BIO analysis shows US' RFS cut emissions by 589m tonnes in 10 yrs
Photo by Steve Jurvetson (Flickr) [CC BY 2.0 (http://creativecommons.org/licenses/by/2.0)], via Wikimedia Commons
The Renewable Fuel Standard (RFS) programme has cut transportation-related carbon dioxide (CO2) emissions in the USA by 589.33 million tonnes over its 10-year lifespan, says the Biotechnology Industry Organization (BIO).
This is equivalent to removing more than 124 million cars from the road over the decade, the trade association said on Monday. Its analysis also shows that by replacing petroleum fuels with biofuels the RFS has avoided the use of almost 1.9 billion barrels of foreign oil so far.
The RFS sets minimum requirements for the amount of renewable fuel that should be blended into US transportation fuel. It was signed into law in August 2005.
While hailing the success of the programme up to now, the BIO criticised the Environmental Protection Agency (EPA) for failing to set the annual renewable volume obligations (RVOs) at achievable levels and in a timely manner. It said that the EPA's recently proposed RFS rules for 2014, 2015 and 2016 would cut short the emissions reduction potential of the programme and called on the agency to put it back on track.

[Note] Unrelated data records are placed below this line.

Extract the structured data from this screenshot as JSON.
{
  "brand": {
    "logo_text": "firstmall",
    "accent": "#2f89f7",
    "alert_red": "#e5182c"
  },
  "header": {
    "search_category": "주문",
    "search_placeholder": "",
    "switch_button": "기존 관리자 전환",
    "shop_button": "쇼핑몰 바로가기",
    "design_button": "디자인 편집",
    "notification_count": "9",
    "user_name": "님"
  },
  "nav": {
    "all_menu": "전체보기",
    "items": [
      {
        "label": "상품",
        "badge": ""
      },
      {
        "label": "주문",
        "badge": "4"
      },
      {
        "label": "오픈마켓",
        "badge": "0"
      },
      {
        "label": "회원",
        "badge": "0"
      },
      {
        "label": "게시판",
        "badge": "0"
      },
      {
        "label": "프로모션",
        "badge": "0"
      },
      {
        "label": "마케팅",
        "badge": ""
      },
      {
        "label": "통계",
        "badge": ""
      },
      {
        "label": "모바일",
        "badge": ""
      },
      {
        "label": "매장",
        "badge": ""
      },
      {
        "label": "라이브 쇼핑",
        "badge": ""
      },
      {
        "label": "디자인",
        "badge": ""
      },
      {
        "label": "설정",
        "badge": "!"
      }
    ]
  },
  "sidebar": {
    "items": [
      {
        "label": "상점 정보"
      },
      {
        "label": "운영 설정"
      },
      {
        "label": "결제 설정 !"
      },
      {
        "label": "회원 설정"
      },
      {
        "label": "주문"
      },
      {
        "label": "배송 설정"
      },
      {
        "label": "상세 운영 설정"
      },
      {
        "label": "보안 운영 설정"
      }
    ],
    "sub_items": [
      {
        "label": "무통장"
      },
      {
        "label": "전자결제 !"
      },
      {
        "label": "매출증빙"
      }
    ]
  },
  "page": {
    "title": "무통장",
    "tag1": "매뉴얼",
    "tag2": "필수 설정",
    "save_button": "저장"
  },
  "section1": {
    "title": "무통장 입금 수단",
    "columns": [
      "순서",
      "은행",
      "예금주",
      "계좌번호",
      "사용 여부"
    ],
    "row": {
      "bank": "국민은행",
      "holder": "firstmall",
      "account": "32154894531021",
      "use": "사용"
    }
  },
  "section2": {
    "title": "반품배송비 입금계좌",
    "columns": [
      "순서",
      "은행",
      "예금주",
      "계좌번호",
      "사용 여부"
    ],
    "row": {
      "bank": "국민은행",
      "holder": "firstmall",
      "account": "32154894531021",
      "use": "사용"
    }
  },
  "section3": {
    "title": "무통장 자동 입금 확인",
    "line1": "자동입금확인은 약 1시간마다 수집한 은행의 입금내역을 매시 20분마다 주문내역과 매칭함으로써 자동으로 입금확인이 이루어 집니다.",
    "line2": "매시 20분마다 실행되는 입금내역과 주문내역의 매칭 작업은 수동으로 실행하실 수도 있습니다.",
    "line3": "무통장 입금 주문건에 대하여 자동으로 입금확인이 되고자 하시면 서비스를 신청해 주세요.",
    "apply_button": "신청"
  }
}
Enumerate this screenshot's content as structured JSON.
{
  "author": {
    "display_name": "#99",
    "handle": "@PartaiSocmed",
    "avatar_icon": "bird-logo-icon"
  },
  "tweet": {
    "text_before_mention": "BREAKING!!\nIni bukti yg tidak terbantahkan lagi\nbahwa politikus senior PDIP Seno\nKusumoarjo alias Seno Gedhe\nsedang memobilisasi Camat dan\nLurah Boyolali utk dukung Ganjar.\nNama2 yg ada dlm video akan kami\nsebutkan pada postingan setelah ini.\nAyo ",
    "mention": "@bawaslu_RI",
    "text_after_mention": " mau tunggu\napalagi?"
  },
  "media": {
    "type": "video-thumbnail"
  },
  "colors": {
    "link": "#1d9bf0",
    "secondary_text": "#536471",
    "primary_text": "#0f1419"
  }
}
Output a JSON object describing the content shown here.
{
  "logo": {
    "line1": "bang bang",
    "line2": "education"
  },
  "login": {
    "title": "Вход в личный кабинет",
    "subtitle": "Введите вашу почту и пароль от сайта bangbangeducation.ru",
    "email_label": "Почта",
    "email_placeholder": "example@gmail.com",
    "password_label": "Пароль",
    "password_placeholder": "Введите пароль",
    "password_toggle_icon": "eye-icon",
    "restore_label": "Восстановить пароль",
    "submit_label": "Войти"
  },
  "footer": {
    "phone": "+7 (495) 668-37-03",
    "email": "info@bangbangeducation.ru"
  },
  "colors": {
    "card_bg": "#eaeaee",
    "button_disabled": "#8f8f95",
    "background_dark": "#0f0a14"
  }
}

"The agency’s delay will continue to allow fossil fuels to be used when cleaner, lower carbon biofuels are available, reversing some of the progress made in the past ten years," commented Brent Erickson, executive vice president of BIO’s Industrial & Environmental Section.